A professor at The University of Iowa said appreciation of “white marble” used in classical artwork has created “white supremacist ideas today.”
Professor Sarah Bond indicated in a Hyperallergic article that “many of the statues, reliefs, and sarcophagi created in the ancient Western world were in fact painted,” and the “white marble” used in artwork were meant to be colored.
Bond also said that “the equation of white marble with beauty is not an inherent truth of the universe,” and therefore is “a dangerous construct that continues to influence white supremacist ideas today.”
The professor also argues that “most museums and art history textbooks contain a predominantly neon white display of skin tone,” which “has an impact on the way we view the antique world.”
“The assemblage of neon whiteness serves to create a false idea of homogeneity — everyone was very white! — across the Mediterranean region,” she said, later saying that the misapprehensions of the classical era give “further ammunition for white supremacists today, including groups like Identity Europa, who use classical statuary as a symbol of white male superiority.”
“It may have taken just one classical statue to influence the false construction of race, but it will take many of us to tear it down,” Bond said. “We have the power to return color to the ancient world, but it has to start with us.”
Campus Reform requested Bond to further explain her claims, to which she said that the “exalting of white (and unpainted) marble was then an 18th century construct.”
“The point is simply that Greeks and Romans actually added color to their art and thus white marble was often the canvas rather than the finished product,” she added. “The exalting of white (and unpainted) marble was then an 18th century construct of beauty rather than representative of the classical view.
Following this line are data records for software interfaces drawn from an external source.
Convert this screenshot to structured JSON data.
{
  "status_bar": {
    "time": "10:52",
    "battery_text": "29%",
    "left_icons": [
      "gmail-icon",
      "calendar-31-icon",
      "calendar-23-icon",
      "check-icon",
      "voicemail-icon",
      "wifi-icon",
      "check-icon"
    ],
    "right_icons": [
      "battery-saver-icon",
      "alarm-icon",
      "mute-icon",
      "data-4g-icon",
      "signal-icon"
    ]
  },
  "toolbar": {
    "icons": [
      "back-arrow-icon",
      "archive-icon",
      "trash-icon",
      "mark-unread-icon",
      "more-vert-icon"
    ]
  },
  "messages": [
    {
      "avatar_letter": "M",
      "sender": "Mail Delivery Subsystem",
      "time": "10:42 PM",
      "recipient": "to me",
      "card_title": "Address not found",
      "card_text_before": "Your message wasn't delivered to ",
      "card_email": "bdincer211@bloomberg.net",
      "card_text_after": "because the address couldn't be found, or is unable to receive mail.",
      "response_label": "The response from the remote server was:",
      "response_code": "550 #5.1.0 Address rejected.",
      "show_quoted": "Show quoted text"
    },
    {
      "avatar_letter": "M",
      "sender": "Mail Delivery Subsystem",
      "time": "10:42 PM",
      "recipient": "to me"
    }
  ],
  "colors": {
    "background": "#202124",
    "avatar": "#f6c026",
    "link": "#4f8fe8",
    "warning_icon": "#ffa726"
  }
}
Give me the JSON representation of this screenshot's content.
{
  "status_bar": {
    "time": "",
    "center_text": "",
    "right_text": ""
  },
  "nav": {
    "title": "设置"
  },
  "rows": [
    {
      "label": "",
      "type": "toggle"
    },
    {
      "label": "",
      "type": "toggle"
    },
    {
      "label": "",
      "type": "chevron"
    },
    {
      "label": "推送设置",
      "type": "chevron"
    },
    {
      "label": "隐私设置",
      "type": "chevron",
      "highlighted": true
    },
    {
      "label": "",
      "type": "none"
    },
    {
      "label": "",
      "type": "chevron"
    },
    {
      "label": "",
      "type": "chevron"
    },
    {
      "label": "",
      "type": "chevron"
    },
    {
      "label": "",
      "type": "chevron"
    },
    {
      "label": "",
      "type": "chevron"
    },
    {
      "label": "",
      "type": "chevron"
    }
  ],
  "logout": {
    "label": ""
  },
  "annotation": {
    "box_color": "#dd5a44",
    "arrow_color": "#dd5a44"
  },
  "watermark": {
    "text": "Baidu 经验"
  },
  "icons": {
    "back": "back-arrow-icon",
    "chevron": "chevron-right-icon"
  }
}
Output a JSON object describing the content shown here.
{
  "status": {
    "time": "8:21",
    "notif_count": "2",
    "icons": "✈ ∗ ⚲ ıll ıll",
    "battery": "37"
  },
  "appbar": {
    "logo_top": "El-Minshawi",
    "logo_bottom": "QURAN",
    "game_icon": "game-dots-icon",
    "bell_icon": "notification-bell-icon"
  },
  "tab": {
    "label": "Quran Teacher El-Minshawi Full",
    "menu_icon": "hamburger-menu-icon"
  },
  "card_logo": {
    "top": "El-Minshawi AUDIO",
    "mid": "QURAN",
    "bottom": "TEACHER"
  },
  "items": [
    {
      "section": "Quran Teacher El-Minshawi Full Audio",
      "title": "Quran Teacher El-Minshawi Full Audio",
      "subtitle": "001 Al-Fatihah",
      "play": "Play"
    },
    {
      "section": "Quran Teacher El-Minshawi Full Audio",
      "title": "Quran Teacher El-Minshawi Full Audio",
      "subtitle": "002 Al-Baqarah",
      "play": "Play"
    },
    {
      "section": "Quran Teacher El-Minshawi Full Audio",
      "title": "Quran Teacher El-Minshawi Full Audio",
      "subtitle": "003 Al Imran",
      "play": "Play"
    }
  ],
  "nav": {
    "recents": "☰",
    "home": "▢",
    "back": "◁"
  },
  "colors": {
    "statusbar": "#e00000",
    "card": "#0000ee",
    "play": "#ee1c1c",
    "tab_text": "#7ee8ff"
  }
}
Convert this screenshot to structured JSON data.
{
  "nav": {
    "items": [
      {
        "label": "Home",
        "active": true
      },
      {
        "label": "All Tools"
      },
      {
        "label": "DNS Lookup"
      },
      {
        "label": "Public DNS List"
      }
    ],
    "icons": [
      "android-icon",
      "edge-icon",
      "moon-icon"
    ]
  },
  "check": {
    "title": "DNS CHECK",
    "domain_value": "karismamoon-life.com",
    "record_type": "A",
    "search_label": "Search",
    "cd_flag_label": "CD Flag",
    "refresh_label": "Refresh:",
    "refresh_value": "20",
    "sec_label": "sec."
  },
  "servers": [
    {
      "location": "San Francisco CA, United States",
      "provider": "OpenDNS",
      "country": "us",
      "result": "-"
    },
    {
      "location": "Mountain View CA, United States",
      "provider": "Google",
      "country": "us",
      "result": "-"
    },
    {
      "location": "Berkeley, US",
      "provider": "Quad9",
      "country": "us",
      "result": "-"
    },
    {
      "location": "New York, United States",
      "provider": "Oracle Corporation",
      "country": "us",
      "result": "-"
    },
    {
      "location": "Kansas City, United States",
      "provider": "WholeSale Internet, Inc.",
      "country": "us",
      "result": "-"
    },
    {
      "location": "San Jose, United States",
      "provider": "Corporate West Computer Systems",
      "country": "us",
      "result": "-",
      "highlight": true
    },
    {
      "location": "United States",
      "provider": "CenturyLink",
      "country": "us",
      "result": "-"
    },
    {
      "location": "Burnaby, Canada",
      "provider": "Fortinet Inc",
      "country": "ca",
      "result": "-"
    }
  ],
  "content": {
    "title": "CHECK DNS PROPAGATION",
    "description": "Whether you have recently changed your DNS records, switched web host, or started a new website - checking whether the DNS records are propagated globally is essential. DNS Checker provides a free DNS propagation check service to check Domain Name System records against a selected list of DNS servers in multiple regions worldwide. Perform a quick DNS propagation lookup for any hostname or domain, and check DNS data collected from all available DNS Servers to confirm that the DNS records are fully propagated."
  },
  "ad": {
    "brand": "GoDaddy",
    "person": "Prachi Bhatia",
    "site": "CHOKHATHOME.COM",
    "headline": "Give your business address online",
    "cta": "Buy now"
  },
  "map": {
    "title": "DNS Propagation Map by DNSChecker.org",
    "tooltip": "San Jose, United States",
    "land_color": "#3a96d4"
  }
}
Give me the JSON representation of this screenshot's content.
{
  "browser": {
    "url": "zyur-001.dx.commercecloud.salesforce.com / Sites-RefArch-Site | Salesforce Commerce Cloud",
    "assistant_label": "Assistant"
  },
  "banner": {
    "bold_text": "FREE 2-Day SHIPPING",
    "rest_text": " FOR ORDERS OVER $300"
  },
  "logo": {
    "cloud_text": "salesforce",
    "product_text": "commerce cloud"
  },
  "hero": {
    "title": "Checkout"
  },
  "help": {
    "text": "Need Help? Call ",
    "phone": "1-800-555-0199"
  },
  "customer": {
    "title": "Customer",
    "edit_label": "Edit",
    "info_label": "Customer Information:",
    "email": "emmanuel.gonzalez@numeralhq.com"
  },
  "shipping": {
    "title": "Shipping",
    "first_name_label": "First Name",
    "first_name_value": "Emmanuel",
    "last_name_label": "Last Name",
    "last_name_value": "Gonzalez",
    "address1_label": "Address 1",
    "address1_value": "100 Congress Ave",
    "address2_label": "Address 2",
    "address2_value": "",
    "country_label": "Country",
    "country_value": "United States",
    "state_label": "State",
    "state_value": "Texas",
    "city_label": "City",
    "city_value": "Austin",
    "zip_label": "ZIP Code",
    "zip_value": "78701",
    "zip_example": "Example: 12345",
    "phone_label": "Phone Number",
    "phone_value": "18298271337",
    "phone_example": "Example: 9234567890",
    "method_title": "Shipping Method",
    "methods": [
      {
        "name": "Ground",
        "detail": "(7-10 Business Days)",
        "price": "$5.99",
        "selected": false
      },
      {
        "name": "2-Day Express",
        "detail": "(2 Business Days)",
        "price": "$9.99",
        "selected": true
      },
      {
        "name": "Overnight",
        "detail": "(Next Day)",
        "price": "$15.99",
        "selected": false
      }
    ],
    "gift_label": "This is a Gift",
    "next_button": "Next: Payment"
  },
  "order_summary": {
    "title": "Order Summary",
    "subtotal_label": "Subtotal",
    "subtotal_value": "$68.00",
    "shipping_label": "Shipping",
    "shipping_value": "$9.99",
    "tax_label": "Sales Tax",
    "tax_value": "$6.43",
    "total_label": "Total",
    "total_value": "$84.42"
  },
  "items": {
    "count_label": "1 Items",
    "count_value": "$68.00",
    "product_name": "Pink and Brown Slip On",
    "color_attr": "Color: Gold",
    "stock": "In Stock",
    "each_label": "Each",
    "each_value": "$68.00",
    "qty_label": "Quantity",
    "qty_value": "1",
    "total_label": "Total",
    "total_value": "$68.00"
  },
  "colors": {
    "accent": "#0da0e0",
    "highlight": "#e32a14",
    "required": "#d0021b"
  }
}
In any case, let me know if you would like to discuss this issue further.”